Dataset entries

+++

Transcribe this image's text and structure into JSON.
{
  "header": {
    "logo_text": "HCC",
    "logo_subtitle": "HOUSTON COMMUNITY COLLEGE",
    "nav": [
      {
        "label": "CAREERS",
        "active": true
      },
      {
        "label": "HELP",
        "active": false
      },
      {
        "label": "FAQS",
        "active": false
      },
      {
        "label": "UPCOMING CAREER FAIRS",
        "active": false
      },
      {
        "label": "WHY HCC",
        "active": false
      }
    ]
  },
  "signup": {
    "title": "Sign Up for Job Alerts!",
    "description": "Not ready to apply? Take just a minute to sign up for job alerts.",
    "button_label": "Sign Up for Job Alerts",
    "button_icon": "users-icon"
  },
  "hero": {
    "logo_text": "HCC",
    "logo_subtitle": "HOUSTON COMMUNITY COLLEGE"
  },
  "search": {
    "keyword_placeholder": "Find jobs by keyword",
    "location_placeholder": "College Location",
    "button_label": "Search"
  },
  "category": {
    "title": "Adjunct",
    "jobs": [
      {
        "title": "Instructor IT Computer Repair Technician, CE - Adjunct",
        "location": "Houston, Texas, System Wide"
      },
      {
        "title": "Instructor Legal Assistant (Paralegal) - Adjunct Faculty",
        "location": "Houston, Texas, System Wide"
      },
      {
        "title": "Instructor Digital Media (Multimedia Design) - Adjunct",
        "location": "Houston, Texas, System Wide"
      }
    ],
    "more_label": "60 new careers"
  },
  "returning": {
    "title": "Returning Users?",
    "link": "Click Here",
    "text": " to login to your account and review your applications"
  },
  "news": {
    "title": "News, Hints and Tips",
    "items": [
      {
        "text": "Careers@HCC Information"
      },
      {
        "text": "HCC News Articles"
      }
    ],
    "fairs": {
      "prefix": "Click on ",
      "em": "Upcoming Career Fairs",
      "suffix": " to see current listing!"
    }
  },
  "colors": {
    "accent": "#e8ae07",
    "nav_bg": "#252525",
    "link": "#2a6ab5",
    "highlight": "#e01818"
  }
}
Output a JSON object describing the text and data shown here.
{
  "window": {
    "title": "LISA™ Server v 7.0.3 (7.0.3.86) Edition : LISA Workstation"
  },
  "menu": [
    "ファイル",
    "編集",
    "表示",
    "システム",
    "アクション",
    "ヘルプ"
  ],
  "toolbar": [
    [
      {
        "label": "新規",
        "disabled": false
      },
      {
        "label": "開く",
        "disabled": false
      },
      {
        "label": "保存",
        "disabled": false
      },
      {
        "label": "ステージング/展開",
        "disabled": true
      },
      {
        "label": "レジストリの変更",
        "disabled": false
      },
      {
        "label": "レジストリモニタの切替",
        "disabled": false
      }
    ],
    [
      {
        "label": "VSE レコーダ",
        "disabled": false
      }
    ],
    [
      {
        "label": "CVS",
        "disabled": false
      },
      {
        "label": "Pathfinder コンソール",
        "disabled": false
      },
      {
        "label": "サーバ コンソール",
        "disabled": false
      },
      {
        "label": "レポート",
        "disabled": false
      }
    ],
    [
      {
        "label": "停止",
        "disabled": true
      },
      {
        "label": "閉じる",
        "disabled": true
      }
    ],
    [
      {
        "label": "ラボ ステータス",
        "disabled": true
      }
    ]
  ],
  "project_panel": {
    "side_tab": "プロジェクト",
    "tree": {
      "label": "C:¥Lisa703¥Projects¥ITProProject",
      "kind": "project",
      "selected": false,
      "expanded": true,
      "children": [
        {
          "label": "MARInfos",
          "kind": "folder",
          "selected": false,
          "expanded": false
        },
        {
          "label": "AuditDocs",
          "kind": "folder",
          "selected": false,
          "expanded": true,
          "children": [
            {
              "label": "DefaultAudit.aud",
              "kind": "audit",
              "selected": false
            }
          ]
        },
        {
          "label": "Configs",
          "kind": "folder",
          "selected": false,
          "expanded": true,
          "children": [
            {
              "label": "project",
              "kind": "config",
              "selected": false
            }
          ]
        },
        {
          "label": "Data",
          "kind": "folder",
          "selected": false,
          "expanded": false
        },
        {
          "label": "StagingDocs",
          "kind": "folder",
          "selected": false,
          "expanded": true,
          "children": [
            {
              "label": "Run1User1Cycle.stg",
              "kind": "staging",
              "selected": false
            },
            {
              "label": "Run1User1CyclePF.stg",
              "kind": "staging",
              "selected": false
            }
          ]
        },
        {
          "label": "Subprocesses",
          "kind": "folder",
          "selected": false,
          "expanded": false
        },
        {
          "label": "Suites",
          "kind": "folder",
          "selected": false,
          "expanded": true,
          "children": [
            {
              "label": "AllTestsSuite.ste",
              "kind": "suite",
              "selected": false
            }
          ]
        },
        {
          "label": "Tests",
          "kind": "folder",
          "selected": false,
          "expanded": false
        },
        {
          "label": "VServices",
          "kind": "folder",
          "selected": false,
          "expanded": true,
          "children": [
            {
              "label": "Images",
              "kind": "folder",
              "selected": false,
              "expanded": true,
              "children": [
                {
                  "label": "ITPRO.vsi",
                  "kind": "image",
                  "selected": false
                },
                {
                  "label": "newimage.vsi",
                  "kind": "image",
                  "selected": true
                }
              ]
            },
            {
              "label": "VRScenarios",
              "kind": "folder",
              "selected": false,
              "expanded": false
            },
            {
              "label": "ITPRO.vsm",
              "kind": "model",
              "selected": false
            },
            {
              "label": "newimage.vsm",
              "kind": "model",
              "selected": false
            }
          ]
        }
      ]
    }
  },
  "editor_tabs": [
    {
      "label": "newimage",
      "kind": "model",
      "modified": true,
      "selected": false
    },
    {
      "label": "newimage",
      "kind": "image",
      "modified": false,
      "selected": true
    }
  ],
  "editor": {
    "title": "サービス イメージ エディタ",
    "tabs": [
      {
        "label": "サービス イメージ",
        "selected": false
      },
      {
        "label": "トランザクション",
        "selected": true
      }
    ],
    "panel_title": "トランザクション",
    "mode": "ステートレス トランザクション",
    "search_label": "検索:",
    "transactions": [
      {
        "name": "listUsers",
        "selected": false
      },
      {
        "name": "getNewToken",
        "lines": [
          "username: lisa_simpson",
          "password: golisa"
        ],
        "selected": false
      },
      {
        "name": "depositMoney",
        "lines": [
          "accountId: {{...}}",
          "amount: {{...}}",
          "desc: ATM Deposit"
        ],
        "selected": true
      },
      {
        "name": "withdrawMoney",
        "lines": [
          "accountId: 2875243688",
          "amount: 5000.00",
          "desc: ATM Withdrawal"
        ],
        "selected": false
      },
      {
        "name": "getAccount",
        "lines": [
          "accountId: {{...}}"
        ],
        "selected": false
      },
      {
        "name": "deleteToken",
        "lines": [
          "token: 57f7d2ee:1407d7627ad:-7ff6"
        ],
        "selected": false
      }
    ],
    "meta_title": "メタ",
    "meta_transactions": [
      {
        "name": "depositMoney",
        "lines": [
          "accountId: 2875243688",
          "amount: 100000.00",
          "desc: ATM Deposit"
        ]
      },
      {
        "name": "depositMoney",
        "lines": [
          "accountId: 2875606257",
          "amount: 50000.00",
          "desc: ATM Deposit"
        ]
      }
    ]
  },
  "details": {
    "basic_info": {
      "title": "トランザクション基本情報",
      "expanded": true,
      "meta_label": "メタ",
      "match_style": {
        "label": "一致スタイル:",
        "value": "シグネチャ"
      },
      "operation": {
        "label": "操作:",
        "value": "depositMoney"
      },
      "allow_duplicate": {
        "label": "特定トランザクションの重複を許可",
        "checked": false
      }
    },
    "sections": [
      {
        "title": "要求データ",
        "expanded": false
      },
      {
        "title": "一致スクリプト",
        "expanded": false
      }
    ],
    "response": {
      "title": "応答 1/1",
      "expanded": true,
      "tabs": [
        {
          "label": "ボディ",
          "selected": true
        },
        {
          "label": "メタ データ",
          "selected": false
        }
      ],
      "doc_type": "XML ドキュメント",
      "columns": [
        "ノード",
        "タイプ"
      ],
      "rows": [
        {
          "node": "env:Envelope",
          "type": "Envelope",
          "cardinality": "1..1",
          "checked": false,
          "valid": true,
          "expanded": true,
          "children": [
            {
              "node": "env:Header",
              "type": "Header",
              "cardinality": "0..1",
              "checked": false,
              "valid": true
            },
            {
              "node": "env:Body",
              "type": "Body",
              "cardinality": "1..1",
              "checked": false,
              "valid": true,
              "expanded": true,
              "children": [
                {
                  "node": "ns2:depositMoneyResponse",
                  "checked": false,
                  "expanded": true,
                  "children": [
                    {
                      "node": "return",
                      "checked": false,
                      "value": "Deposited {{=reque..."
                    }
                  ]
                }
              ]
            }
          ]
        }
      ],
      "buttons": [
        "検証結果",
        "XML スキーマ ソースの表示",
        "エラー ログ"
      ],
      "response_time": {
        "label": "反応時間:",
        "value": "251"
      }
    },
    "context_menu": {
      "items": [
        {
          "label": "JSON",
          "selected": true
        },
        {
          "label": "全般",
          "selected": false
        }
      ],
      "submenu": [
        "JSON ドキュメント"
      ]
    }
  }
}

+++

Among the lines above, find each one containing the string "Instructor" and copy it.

SOLUTION TO THE EXERCISE |
        "title": "Instructor IT Computer Repair Technician, CE - Adjunct",
        "title": "Instructor Legal Assistant (Paralegal) - Adjunct Faculty",
        "title": "Instructor Digital Media (Multimedia Design) - Adjunct",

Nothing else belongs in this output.